Work task: Extract each line from the entries below that has the string "PADRÃO" in it.
================================
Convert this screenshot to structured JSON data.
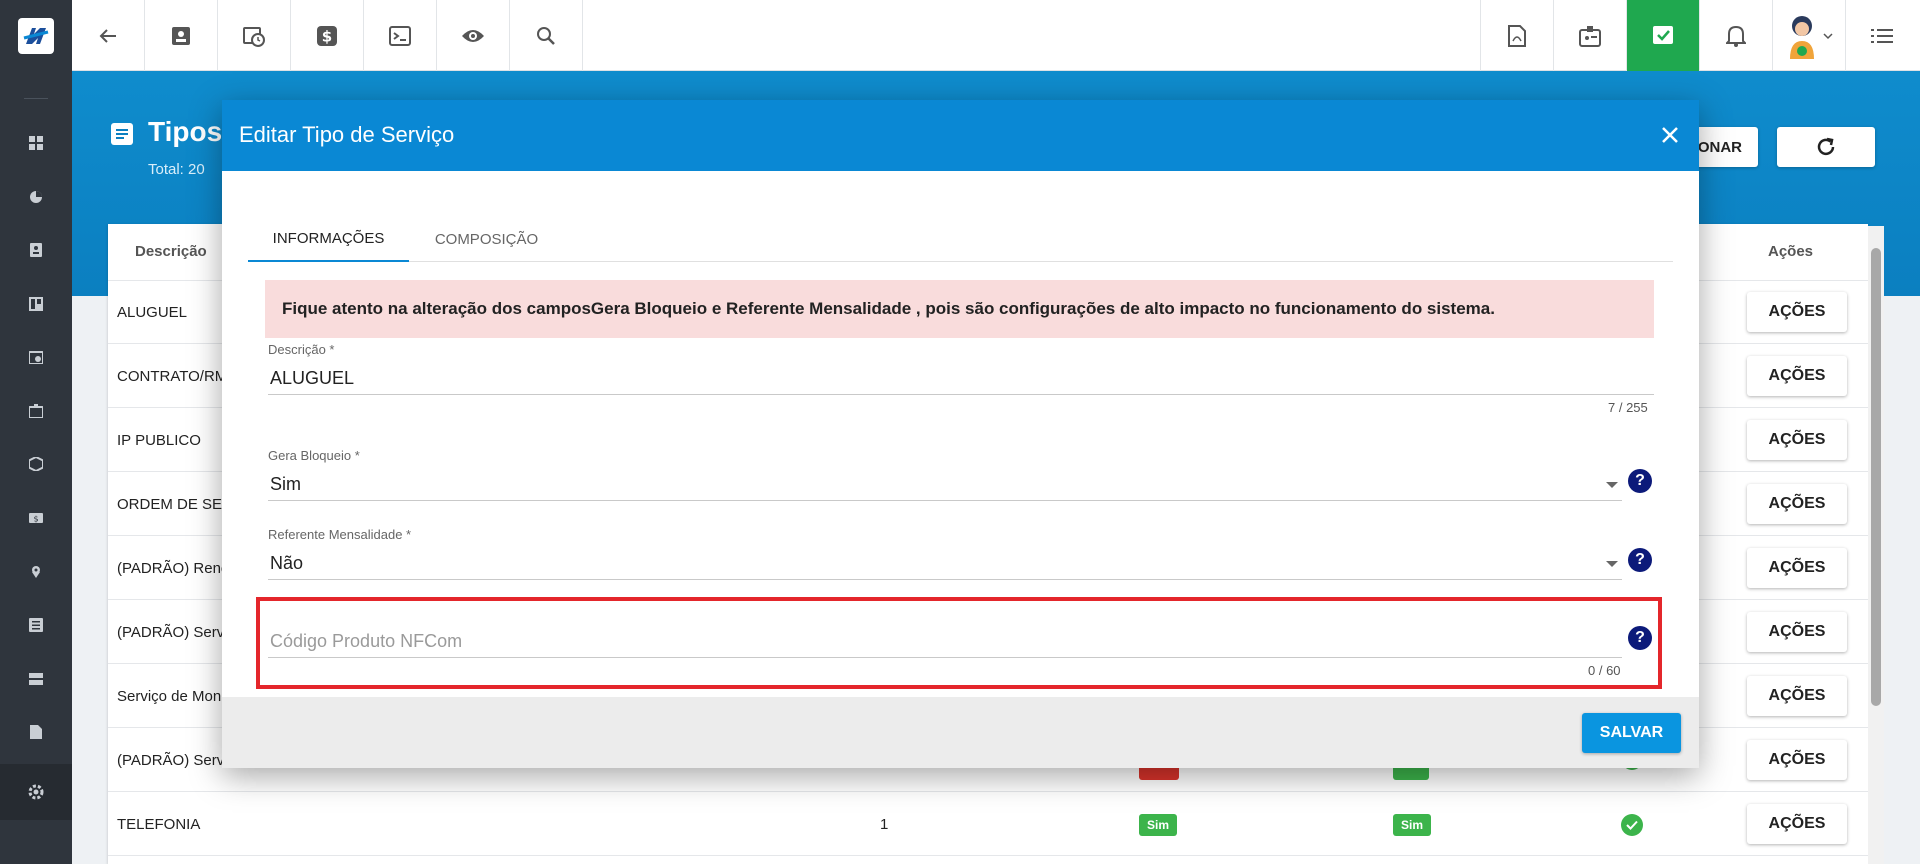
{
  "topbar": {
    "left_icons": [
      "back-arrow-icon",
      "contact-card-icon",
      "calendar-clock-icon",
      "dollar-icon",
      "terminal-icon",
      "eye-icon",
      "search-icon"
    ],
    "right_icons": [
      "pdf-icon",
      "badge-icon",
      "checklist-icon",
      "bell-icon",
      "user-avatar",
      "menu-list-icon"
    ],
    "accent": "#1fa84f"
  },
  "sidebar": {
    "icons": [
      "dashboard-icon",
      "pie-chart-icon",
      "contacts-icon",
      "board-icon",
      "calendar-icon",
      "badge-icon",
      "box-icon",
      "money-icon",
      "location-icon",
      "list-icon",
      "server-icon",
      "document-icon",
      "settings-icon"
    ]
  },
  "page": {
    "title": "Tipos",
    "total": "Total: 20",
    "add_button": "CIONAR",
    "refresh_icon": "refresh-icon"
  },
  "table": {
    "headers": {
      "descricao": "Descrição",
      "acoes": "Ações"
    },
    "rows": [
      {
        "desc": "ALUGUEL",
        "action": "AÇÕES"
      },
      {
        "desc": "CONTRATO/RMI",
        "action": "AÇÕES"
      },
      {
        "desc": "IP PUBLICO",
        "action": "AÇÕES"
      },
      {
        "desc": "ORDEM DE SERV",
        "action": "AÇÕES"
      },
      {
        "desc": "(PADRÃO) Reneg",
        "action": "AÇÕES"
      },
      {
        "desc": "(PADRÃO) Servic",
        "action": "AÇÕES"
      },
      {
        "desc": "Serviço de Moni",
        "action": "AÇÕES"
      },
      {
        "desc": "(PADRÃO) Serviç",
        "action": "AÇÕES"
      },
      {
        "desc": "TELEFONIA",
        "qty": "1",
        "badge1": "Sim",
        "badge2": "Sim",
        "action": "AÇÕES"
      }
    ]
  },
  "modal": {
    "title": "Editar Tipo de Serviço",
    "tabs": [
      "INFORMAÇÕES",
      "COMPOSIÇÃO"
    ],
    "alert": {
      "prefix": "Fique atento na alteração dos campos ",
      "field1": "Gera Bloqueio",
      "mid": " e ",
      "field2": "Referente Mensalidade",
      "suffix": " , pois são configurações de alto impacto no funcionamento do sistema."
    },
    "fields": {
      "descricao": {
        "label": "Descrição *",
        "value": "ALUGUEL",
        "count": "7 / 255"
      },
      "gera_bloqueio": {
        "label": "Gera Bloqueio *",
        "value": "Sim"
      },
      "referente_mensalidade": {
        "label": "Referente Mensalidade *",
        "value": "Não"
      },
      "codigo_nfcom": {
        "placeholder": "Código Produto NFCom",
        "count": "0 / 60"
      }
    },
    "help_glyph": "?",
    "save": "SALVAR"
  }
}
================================
Response to this task:
        "desc": "(PADRÃO) Reneg",
        "desc": "(PADRÃO) Servic",
        "desc": "(PADRÃO) Serviç",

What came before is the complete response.